# [INPUT FOR THIS TASK]

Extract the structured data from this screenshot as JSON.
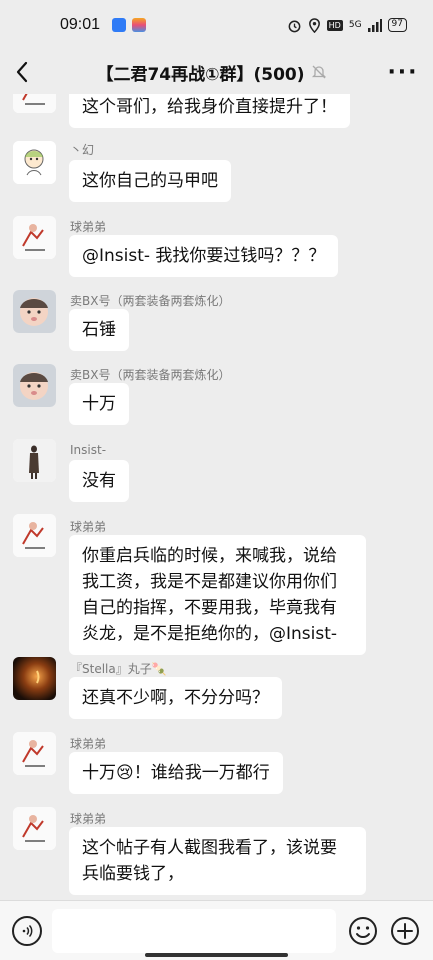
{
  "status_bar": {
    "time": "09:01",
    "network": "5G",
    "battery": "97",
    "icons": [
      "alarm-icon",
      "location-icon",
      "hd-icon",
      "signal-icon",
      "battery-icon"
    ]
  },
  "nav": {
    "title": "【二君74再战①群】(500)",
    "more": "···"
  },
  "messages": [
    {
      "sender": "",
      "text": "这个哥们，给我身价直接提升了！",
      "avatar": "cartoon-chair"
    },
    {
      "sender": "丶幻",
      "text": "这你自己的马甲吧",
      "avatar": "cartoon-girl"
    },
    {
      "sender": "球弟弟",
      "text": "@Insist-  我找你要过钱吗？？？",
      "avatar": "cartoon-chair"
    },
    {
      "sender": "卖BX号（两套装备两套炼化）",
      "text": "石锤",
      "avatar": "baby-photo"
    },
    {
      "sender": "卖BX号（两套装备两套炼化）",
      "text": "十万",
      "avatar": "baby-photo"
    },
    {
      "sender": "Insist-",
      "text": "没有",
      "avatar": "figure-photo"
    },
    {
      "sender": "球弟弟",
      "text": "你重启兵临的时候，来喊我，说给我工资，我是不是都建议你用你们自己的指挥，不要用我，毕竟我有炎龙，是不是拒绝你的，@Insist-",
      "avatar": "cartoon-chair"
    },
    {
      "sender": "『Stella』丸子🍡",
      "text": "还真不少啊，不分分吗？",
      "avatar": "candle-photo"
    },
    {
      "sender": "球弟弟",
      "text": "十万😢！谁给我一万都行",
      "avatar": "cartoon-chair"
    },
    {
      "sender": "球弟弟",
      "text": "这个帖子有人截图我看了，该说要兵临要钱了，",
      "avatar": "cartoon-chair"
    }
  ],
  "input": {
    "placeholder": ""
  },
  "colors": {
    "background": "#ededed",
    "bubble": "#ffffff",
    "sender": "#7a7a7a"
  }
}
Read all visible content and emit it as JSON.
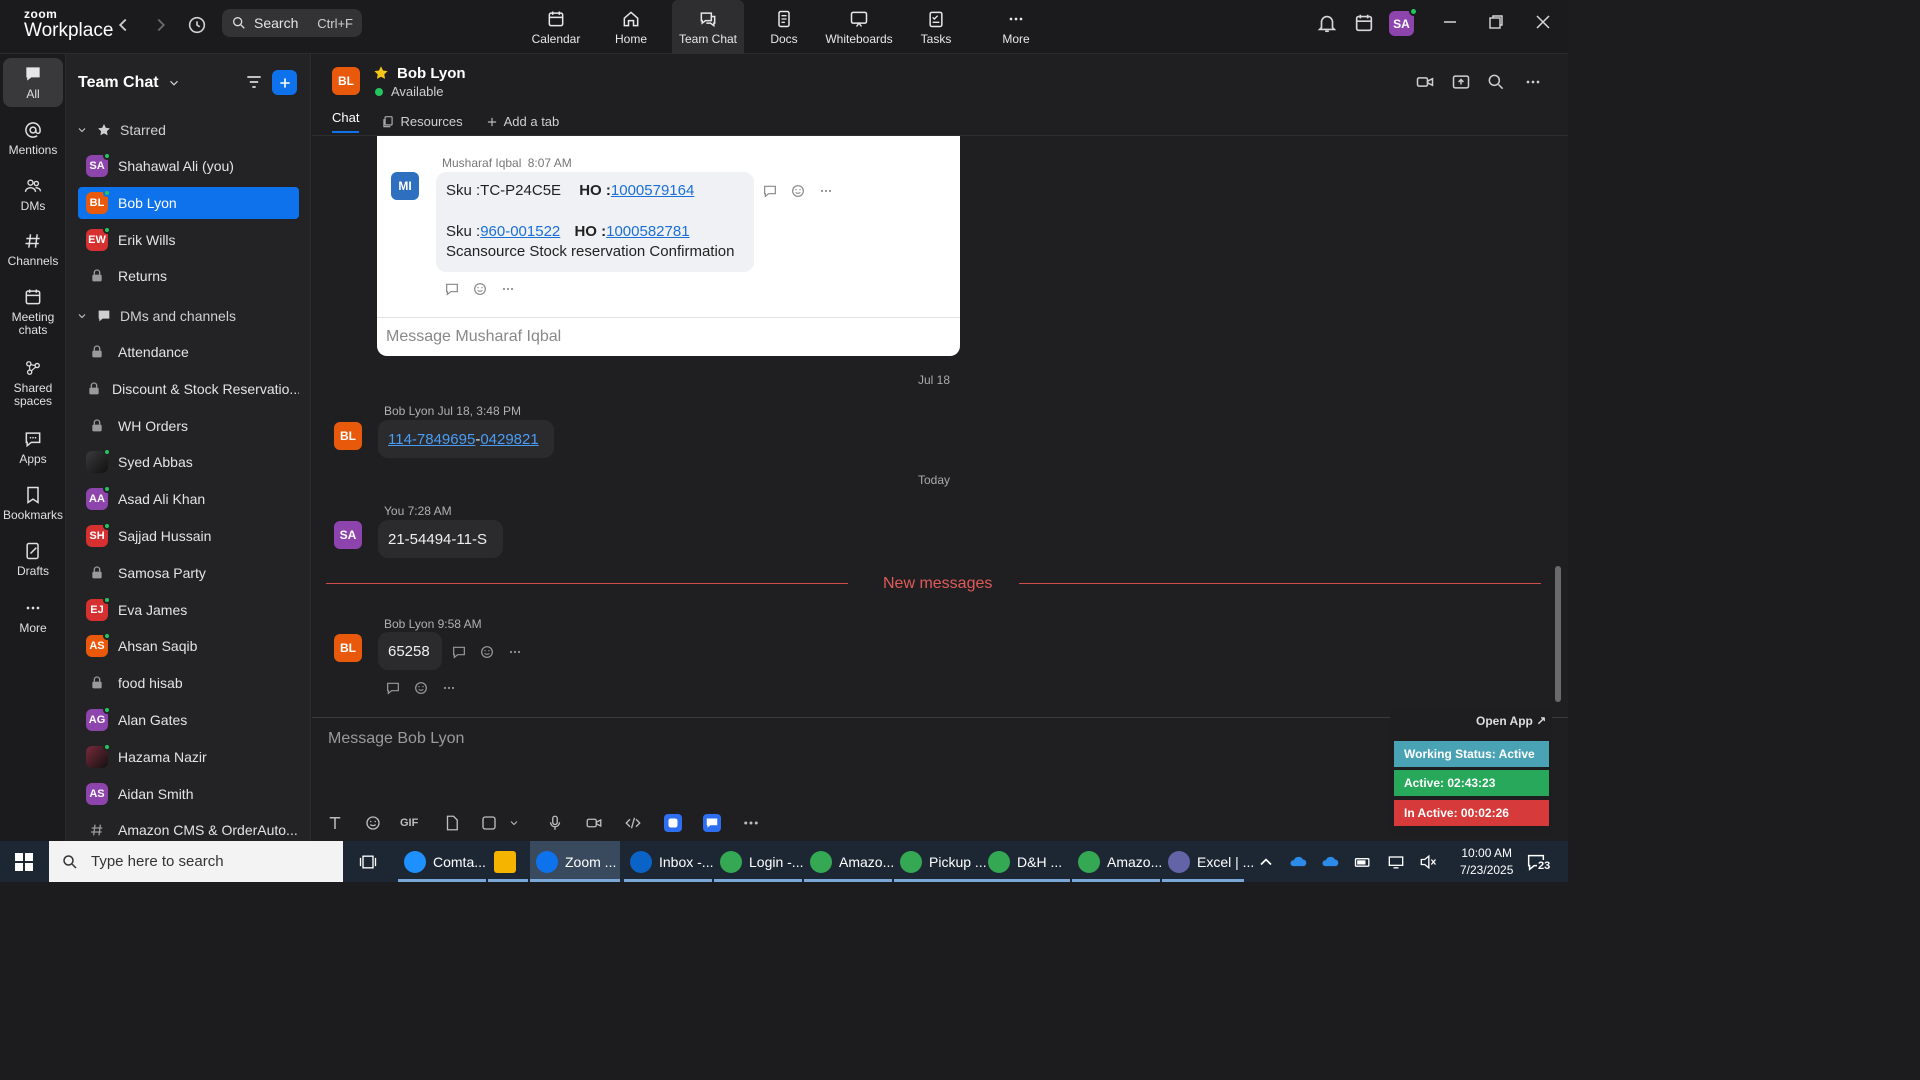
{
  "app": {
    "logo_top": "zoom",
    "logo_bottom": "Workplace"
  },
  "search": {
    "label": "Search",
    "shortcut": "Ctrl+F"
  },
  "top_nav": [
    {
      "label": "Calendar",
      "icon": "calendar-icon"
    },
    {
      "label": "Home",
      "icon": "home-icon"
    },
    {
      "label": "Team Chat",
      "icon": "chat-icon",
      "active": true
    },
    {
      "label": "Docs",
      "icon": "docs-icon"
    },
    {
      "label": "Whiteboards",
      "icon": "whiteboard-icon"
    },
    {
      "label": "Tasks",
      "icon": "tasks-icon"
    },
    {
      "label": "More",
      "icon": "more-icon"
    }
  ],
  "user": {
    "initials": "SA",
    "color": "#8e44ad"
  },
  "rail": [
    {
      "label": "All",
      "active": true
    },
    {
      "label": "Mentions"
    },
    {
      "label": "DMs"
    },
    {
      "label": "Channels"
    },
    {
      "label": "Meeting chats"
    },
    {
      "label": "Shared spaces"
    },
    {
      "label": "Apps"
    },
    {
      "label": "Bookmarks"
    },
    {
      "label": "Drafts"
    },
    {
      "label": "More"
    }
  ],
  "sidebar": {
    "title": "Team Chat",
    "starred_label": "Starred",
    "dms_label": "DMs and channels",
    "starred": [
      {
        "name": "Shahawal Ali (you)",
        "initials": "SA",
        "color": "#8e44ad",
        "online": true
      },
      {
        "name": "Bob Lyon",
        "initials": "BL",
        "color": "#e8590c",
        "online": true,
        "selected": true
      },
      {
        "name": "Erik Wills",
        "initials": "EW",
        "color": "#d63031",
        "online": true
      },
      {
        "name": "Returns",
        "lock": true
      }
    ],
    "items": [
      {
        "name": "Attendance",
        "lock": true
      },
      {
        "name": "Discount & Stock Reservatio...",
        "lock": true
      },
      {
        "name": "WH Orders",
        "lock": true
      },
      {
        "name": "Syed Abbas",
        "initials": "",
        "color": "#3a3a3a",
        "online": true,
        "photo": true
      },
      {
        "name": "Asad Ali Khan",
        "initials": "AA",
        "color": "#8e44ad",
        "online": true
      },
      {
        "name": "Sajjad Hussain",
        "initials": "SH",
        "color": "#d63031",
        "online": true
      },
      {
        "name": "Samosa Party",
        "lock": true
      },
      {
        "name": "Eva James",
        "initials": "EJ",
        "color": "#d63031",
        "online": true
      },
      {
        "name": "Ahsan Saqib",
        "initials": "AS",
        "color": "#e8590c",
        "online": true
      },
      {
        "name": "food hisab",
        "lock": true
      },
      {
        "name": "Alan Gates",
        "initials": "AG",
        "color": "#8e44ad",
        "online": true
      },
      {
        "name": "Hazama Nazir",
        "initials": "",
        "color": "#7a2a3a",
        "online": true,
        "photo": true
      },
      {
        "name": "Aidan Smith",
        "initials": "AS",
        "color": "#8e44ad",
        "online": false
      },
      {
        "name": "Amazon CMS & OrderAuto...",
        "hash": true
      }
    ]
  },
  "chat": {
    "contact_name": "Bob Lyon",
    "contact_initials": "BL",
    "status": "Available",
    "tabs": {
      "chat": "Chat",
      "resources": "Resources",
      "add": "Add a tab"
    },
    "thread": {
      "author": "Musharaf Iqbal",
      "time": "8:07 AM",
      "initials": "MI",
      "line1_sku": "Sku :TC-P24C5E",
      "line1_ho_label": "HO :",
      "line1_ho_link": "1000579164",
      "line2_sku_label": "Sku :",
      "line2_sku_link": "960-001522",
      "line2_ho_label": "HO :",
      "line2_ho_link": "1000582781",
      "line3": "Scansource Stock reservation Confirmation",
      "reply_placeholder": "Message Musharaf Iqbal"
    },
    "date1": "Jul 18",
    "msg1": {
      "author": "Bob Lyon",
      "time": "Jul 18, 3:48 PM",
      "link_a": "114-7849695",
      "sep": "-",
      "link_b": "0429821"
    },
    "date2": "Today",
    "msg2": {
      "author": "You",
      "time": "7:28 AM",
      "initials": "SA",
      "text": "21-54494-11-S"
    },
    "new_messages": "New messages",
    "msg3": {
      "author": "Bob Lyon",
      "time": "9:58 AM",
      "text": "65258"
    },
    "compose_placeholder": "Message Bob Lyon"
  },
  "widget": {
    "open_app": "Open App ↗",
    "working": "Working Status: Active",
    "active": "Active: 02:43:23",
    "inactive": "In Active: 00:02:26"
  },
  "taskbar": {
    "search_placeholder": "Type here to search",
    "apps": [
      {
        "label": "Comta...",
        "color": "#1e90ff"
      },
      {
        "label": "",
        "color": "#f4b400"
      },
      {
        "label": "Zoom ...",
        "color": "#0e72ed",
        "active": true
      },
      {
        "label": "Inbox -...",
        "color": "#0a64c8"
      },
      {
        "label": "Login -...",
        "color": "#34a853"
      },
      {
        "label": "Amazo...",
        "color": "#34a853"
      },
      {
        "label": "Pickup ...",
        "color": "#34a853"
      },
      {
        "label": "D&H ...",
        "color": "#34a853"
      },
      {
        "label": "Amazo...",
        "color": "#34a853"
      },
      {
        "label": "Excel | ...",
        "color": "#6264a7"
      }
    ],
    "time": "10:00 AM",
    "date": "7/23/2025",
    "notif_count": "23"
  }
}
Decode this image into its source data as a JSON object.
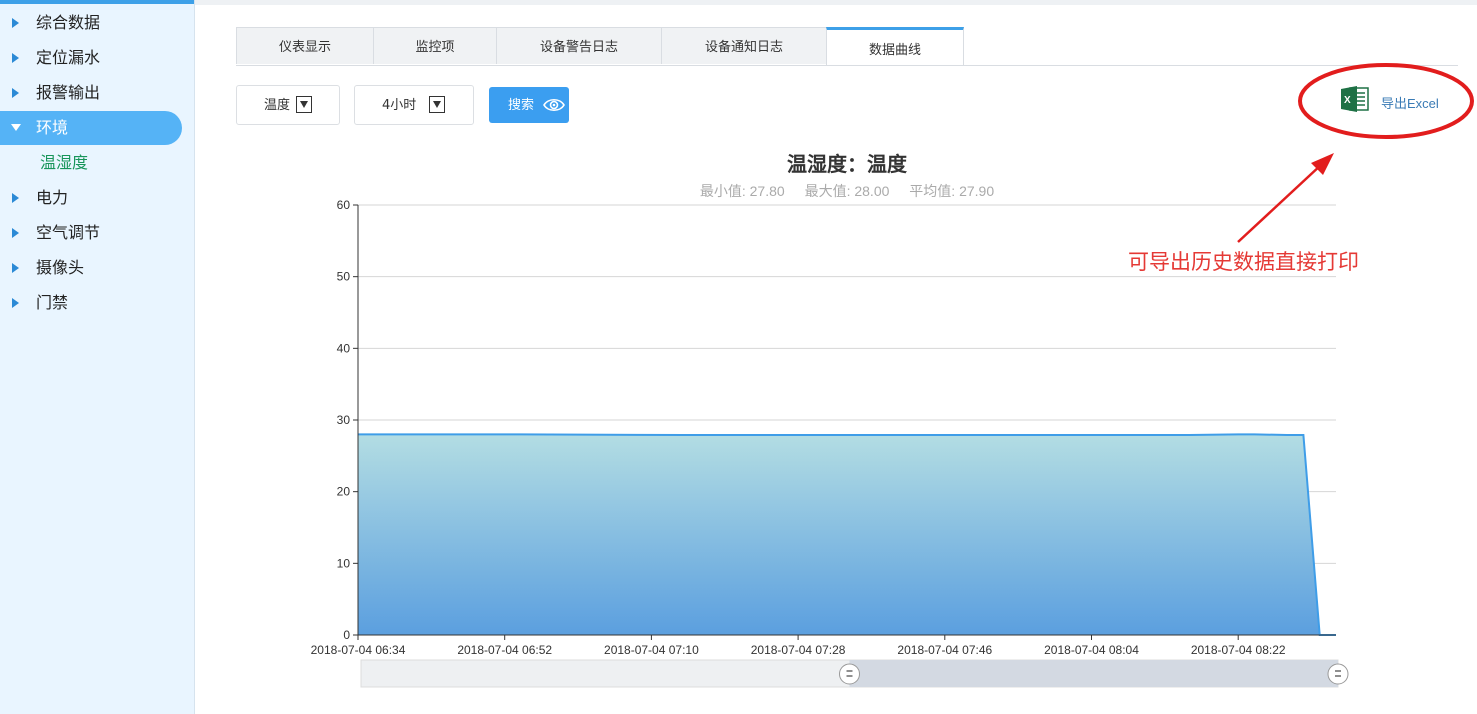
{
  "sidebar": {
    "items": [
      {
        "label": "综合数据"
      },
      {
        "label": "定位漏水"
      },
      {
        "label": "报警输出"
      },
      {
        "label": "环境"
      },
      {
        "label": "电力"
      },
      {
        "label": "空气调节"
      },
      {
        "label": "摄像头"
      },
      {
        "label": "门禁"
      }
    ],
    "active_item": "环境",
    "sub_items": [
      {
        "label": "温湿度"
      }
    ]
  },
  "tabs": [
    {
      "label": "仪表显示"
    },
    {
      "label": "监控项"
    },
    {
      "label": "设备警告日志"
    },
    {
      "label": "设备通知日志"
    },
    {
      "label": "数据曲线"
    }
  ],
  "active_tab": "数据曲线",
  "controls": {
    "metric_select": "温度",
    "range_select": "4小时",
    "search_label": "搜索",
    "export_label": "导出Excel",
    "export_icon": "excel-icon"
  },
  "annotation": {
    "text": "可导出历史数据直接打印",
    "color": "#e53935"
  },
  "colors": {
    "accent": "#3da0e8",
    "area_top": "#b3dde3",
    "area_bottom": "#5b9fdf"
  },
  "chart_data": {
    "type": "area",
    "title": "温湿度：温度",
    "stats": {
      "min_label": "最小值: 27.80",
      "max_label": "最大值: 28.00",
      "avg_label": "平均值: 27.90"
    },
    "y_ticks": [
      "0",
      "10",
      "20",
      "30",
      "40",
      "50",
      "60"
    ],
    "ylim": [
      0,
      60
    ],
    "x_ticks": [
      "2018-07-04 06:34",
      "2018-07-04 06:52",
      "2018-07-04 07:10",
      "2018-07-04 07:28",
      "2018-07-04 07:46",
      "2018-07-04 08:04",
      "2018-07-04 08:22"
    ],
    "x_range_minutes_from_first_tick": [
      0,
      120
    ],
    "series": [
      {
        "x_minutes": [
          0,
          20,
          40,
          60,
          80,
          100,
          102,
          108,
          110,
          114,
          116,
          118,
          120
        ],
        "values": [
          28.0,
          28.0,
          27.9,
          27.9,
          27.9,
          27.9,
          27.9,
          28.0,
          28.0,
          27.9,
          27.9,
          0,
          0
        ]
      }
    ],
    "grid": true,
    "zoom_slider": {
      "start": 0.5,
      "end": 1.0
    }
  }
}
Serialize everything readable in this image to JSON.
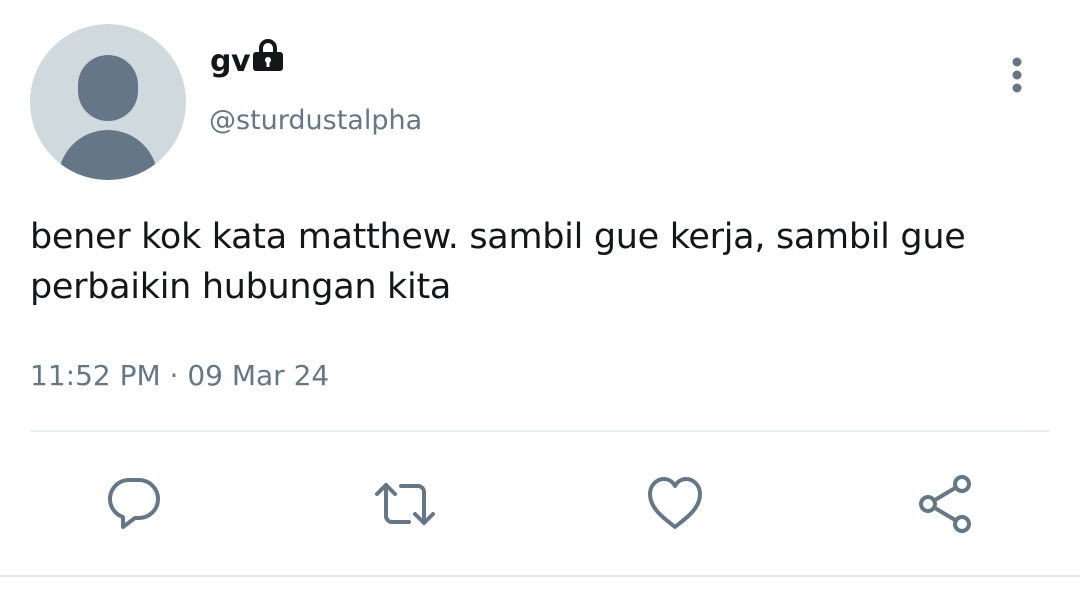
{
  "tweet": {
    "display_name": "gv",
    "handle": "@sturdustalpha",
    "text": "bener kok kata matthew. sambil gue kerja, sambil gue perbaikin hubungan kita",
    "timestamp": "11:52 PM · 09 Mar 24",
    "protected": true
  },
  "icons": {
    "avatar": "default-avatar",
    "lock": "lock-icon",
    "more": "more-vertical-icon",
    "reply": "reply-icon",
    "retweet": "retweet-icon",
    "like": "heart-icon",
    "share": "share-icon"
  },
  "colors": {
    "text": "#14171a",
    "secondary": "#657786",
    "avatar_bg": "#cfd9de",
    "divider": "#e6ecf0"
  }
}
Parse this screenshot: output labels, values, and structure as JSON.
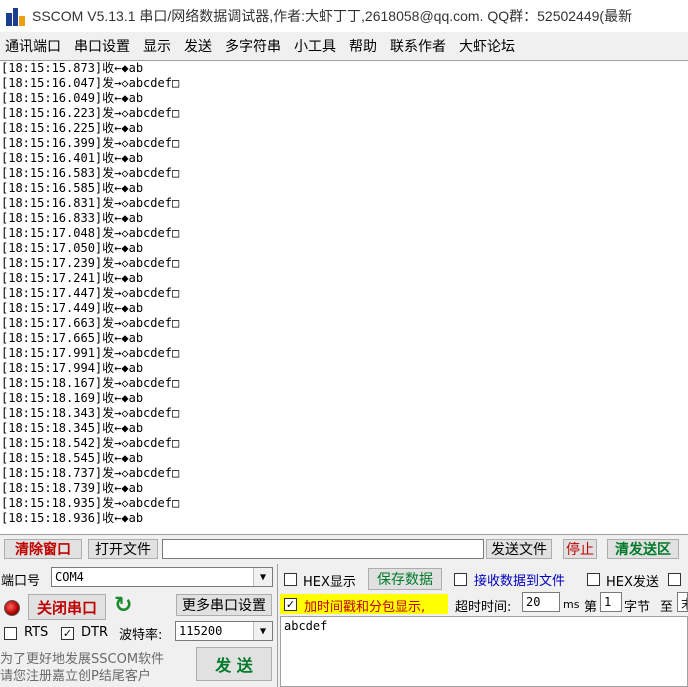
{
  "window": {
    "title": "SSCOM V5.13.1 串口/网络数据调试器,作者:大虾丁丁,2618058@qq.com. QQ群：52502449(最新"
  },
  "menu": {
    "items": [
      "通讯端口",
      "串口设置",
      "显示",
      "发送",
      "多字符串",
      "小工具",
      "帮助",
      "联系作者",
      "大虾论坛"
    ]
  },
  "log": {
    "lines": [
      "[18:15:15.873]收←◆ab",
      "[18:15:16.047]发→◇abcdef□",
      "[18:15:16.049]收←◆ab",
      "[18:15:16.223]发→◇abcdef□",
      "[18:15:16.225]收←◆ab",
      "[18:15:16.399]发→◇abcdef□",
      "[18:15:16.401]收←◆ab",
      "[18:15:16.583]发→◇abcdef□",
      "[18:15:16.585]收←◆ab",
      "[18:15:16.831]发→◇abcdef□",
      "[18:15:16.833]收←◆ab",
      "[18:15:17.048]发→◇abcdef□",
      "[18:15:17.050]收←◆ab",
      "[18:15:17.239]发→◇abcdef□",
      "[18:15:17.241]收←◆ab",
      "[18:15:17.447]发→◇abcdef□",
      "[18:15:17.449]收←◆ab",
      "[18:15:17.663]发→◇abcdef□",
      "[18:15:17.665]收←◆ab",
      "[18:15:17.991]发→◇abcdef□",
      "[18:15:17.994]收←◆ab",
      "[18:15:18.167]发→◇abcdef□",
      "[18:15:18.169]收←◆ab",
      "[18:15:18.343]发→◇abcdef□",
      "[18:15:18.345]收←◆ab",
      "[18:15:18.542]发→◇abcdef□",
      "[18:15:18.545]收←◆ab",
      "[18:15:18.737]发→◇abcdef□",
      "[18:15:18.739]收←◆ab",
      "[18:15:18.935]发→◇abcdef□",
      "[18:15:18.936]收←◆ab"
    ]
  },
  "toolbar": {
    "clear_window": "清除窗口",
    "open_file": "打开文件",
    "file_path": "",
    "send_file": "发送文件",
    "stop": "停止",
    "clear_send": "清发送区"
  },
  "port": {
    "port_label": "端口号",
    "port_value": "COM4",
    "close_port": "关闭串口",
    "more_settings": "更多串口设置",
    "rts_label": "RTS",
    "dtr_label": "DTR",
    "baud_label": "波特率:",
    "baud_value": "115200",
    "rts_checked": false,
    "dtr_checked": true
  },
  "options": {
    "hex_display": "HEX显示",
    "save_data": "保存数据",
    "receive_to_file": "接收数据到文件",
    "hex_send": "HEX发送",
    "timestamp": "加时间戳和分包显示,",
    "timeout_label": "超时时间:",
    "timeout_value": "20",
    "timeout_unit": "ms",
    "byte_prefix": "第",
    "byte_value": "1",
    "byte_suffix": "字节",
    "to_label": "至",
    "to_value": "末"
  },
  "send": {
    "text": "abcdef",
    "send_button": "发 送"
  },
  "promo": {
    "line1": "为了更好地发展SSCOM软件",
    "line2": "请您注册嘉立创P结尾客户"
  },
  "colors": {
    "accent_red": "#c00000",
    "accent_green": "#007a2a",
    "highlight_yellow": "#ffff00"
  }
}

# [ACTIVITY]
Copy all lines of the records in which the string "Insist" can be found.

# [EXPECTED ANSWER]
      "text": "@Insist-  我找你要过钱吗？？？",
      "sender": "Insist-",
      "text": "你重启兵临的时候，来喊我，说给我工资，我是不是都建议你用你们自己的指挥，不要用我，毕竟我有炎龙，是不是拒绝你的，@Insist-",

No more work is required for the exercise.